### Data under study ###

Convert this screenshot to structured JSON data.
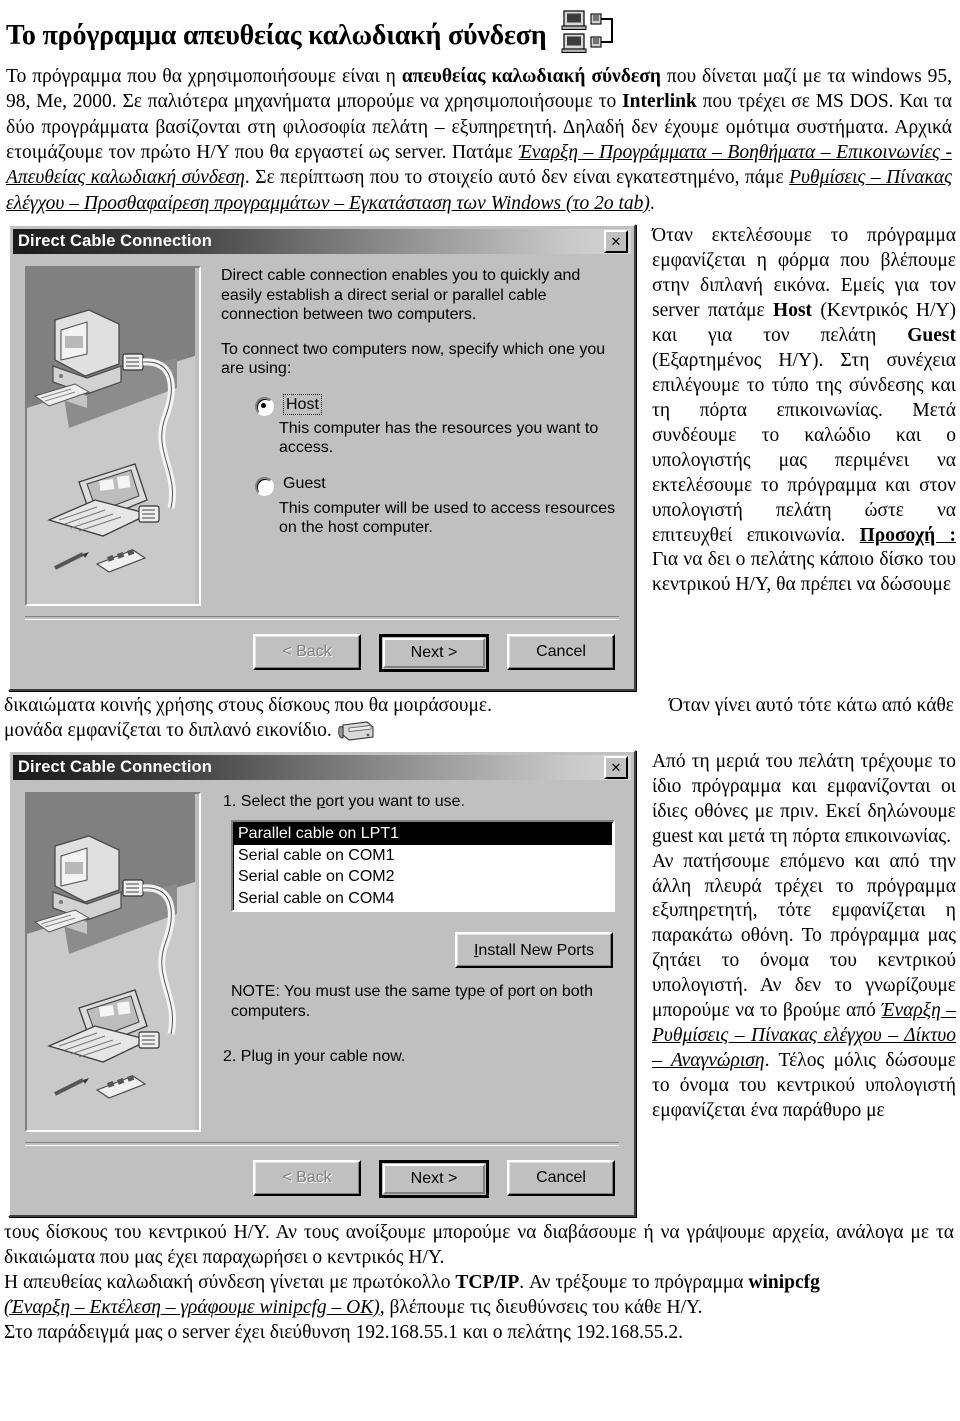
{
  "document": {
    "title": "Το πρόγραμμα απευθείας καλωδιακή σύνδεση",
    "title_icon": "two-computers-cable-icon"
  },
  "intro": {
    "p1_a": "Το πρόγραμμα που θα χρησιμοποιήσουμε είναι η ",
    "p1_b": "απευθείας καλωδιακή σύνδεση",
    "p1_c": " που δίνεται μαζί με τα windows 95, 98, Me, 2000. Σε παλιότερα μηχανήματα μπορούμε να χρησιμοποιήσουμε το ",
    "p1_d": "Interlink",
    "p1_e": " που τρέχει σε MS DOS. Και τα δύο προγράμματα βασίζονται στη φιλοσοφία πελάτη – εξυπηρετητή. Δηλαδή δεν έχουμε ομότιμα συστήματα. Αρχικά ετοιμάζουμε τον πρώτο Η/Υ που θα εργαστεί ως server. Πατάμε ",
    "path1": "Έναρξη – Προγράμματα – Βοηθήματα – Επικοινωνίες - Απευθείας καλωδιακή σύνδεση",
    "p1_f": ". Σε περίπτωση που το στοιχείο αυτό δεν είναι εγκατεστημένο, πάμε ",
    "path2": "Ρυθμίσεις – Πίνακας ελέγχου – Προσθαφαίρεση προγραμμάτων – Εγκατάσταση των Windows (το 2ο tab)",
    "p1_g": "."
  },
  "right_column": {
    "para1": "Όταν εκτελέσουμε το πρόγραμμα εμφανίζεται η φόρμα που βλέπουμε στην διπλανή εικόνα. Εμείς για τον server πατάμε ",
    "host_bold": "Host",
    "para2": " (Κεντρικός Η/Υ) και για τον πελάτη ",
    "guest_bold": "Guest",
    "para3": " (Εξαρτημένος Η/Υ). Στη συνέχεια επιλέγουμε το τύπο της σύνδεσης και τη πόρτα επικοινωνίας. Μετά συνδέουμε το καλώδιο και ο υπολογιστής μας περιμένει να εκτελέσουμε το πρόγραμμα και στον υπολογιστή πελάτη ώστε να επιτευχθεί επικοινωνία. ",
    "warning_label": "Προσοχή :",
    "para4": " Για να δει ο πελάτης κάποιο δίσκο του κεντρικού Η/Υ, θα πρέπει να δώσουμε",
    "para5": "Από τη μεριά του πελάτη τρέχουμε το ίδιο πρόγραμμα και εμφανίζονται οι ίδιες οθόνες με πριν. Εκεί δηλώνουμε guest και μετά τη πόρτα επικοινωνίας.",
    "para6": " Αν πατήσουμε επόμενο και από την άλλη πλευρά τρέχει το πρόγραμμα εξυπηρετητή, τότε εμφανίζεται η παρακάτω οθόνη. Το πρόγραμμα  μας ζητάει το όνομα του κεντρικού υπολογιστή. Αν δεν το γνωρίζουμε μπορούμε να το βρούμε από ",
    "path3": "Έναρξη – Ρυθμίσεις – Πίνακας ελέγχου – Δίκτυο – Αναγνώριση",
    "para7": ". Τέλος μόλις δώσουμε το όνομα του κεντρικού υπολογιστή εμφανίζεται ένα παράθυρο με"
  },
  "middle_text": {
    "line1_left": "δικαιώματα κοινής χρήσης στους δίσκους που θα μοιράσουμε.",
    "line1_right": "Όταν γίνει αυτό τότε κάτω από κάθε",
    "line2": "μονάδα εμφανίζεται το διπλανό εικονίδιο.",
    "drive_icon": "shared-drive-icon"
  },
  "dialog1": {
    "title": "Direct Cable Connection",
    "close_label": "✕",
    "illustration": "two-computers-cable-illustration",
    "para1": "Direct cable connection enables you to quickly and easily establish a direct serial or parallel cable connection between two computers.",
    "para2": "To connect two computers now, specify which one you are using:",
    "radio_host_label": "Host",
    "radio_host_accesskey": "H",
    "radio_host_desc": "This computer has the resources you want to access.",
    "radio_guest_label": "Guest",
    "radio_guest_accesskey": "G",
    "radio_guest_desc": "This computer will be used to access resources on the host computer.",
    "selected": "Host",
    "btn_back": "< Back",
    "btn_back_key": "B",
    "btn_next": "Next >",
    "btn_next_key": "N",
    "btn_cancel": "Cancel"
  },
  "dialog2": {
    "title": "Direct Cable Connection",
    "close_label": "✕",
    "illustration": "two-computers-cable-illustration",
    "step1_pre": "1. Select the ",
    "step1_key": "p",
    "step1_post": "ort you want to use.",
    "ports": [
      "Parallel cable on LPT1",
      "Serial cable on COM1",
      "Serial cable on COM2",
      "Serial cable on COM4"
    ],
    "selected_port": "Parallel cable on LPT1",
    "install_button_key": "I",
    "install_button_rest": "nstall New Ports",
    "note": "NOTE: You must use the same type of port on both computers.",
    "step2": "2. Plug in your cable now.",
    "btn_back": "< Back",
    "btn_back_key": "B",
    "btn_next": "Next >",
    "btn_next_key": "N",
    "btn_cancel": "Cancel"
  },
  "bottom": {
    "l1": "τους δίσκους του κεντρικού Η/Υ. Αν τους ανοίξουμε μπορούμε να διαβάσουμε ή να γράψουμε αρχεία, ανάλογα με τα δικαιώματα που μας έχει παραχωρήσει ο κεντρικός Η/Υ.",
    "l2_a": "Η απευθείας καλωδιακή σύνδεση γίνεται με πρωτόκολλο ",
    "l2_b": "TCP/IP",
    "l2_c": ". Αν τρέξουμε το πρόγραμμα ",
    "l2_d": "winipcfg",
    "l3_path": "(Έναρξη – Εκτέλεση – γράφουμε winipcfg – OK)",
    "l3_rest": ",  βλέπουμε τις διευθύνσεις του κάθε Η/Υ.",
    "l4": "Στο παράδειγμά μας ο server έχει διεύθυνση 192.168.55.1 και ο πελάτης 192.168.55.2."
  },
  "colors": {
    "dialog_face": "#c0c0c0",
    "titlebar_dark": "#1a1a1a",
    "titlebar_light": "#d4d4d4",
    "selection": "#000000"
  }
}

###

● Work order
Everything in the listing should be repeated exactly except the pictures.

● Answer section
Convert this screenshot to structured JSON data.
{
  "document": {
    "title": "Το πρόγραμμα απευθείας καλωδιακή σύνδεση",
    "title_icon": "two-computers-cable-icon"
  },
  "intro": {
    "p1_a": "Το πρόγραμμα που θα χρησιμοποιήσουμε είναι η ",
    "p1_b": "απευθείας καλωδιακή σύνδεση",
    "p1_c": " που δίνεται μαζί με τα windows 95, 98, Me, 2000. Σε παλιότερα μηχανήματα μπορούμε να χρησιμοποιήσουμε το ",
    "p1_d": "Interlink",
    "p1_e": " που τρέχει σε MS DOS. Και τα δύο προγράμματα βασίζονται στη φιλοσοφία πελάτη – εξυπηρετητή. Δηλαδή δεν έχουμε ομότιμα συστήματα. Αρχικά ετοιμάζουμε τον πρώτο Η/Υ που θα εργαστεί ως server. Πατάμε ",
    "path1": "Έναρξη – Προγράμματα – Βοηθήματα – Επικοινωνίες - Απευθείας καλωδιακή σύνδεση",
    "p1_f": ". Σε περίπτωση που το στοιχείο αυτό δεν είναι εγκατεστημένο, πάμε ",
    "path2": "Ρυθμίσεις – Πίνακας ελέγχου – Προσθαφαίρεση προγραμμάτων – Εγκατάσταση των Windows (το 2ο tab)",
    "p1_g": "."
  },
  "right_column": {
    "para1": "Όταν εκτελέσουμε το πρόγραμμα εμφανίζεται η φόρμα που βλέπουμε στην διπλανή εικόνα. Εμείς για τον server πατάμε ",
    "host_bold": "Host",
    "para2": " (Κεντρικός Η/Υ) και για τον πελάτη ",
    "guest_bold": "Guest",
    "para3": " (Εξαρτημένος Η/Υ). Στη συνέχεια επιλέγουμε το τύπο της σύνδεσης και τη πόρτα επικοινωνίας. Μετά συνδέουμε το καλώδιο και ο υπολογιστής μας περιμένει να εκτελέσουμε το πρόγραμμα και στον υπολογιστή πελάτη ώστε να επιτευχθεί επικοινωνία. ",
    "warning_label": "Προσοχή :",
    "para4": " Για να δει ο πελάτης κάποιο δίσκο του κεντρικού Η/Υ, θα πρέπει να δώσουμε",
    "para5": "Από τη μεριά του πελάτη τρέχουμε το ίδιο πρόγραμμα και εμφανίζονται οι ίδιες οθόνες με πριν. Εκεί δηλώνουμε guest και μετά τη πόρτα επικοινωνίας.",
    "para6": " Αν πατήσουμε επόμενο και από την άλλη πλευρά τρέχει το πρόγραμμα εξυπηρετητή, τότε εμφανίζεται η παρακάτω οθόνη. Το πρόγραμμα  μας ζητάει το όνομα του κεντρικού υπολογιστή. Αν δεν το γνωρίζουμε μπορούμε να το βρούμε από ",
    "path3": "Έναρξη – Ρυθμίσεις – Πίνακας ελέγχου – Δίκτυο – Αναγνώριση",
    "para7": ". Τέλος μόλις δώσουμε το όνομα του κεντρικού υπολογιστή εμφανίζεται ένα παράθυρο με"
  },
  "middle_text": {
    "line1_left": "δικαιώματα κοινής χρήσης στους δίσκους που θα μοιράσουμε.",
    "line1_right": "Όταν γίνει αυτό τότε κάτω από κάθε",
    "line2": "μονάδα εμφανίζεται το διπλανό εικονίδιο.",
    "drive_icon": "shared-drive-icon"
  },
  "dialog1": {
    "title": "Direct Cable Connection",
    "close_label": "✕",
    "illustration": "two-computers-cable-illustration",
    "para1": "Direct cable connection enables you to quickly and easily establish a direct serial or parallel cable connection between two computers.",
    "para2": "To connect two computers now, specify which one you are using:",
    "radio_host_label": "Host",
    "radio_host_accesskey": "H",
    "radio_host_desc": "This computer has the resources you want to access.",
    "radio_guest_label": "Guest",
    "radio_guest_accesskey": "G",
    "radio_guest_desc": "This computer will be used to access resources on the host computer.",
    "selected": "Host",
    "btn_back": "< Back",
    "btn_back_key": "B",
    "btn_next": "Next >",
    "btn_next_key": "N",
    "btn_cancel": "Cancel"
  },
  "dialog2": {
    "title": "Direct Cable Connection",
    "close_label": "✕",
    "illustration": "two-computers-cable-illustration",
    "step1_pre": "1. Select the ",
    "step1_key": "p",
    "step1_post": "ort you want to use.",
    "ports": [
      "Parallel cable on LPT1",
      "Serial cable on COM1",
      "Serial cable on COM2",
      "Serial cable on COM4"
    ],
    "selected_port": "Parallel cable on LPT1",
    "install_button_key": "I",
    "install_button_rest": "nstall New Ports",
    "note": "NOTE: You must use the same type of port on both computers.",
    "step2": "2. Plug in your cable now.",
    "btn_back": "< Back",
    "btn_back_key": "B",
    "btn_next": "Next >",
    "btn_next_key": "N",
    "btn_cancel": "Cancel"
  },
  "bottom": {
    "l1": "τους δίσκους του κεντρικού Η/Υ. Αν τους ανοίξουμε μπορούμε να διαβάσουμε ή να γράψουμε αρχεία, ανάλογα με τα δικαιώματα που μας έχει παραχωρήσει ο κεντρικός Η/Υ.",
    "l2_a": "Η απευθείας καλωδιακή σύνδεση γίνεται με πρωτόκολλο ",
    "l2_b": "TCP/IP",
    "l2_c": ". Αν τρέξουμε το πρόγραμμα ",
    "l2_d": "winipcfg",
    "l3_path": "(Έναρξη – Εκτέλεση – γράφουμε winipcfg – OK)",
    "l3_rest": ",  βλέπουμε τις διευθύνσεις του κάθε Η/Υ.",
    "l4": "Στο παράδειγμά μας ο server έχει διεύθυνση 192.168.55.1 και ο πελάτης 192.168.55.2."
  },
  "colors": {
    "dialog_face": "#c0c0c0",
    "titlebar_dark": "#1a1a1a",
    "titlebar_light": "#d4d4d4",
    "selection": "#000000"
  }
}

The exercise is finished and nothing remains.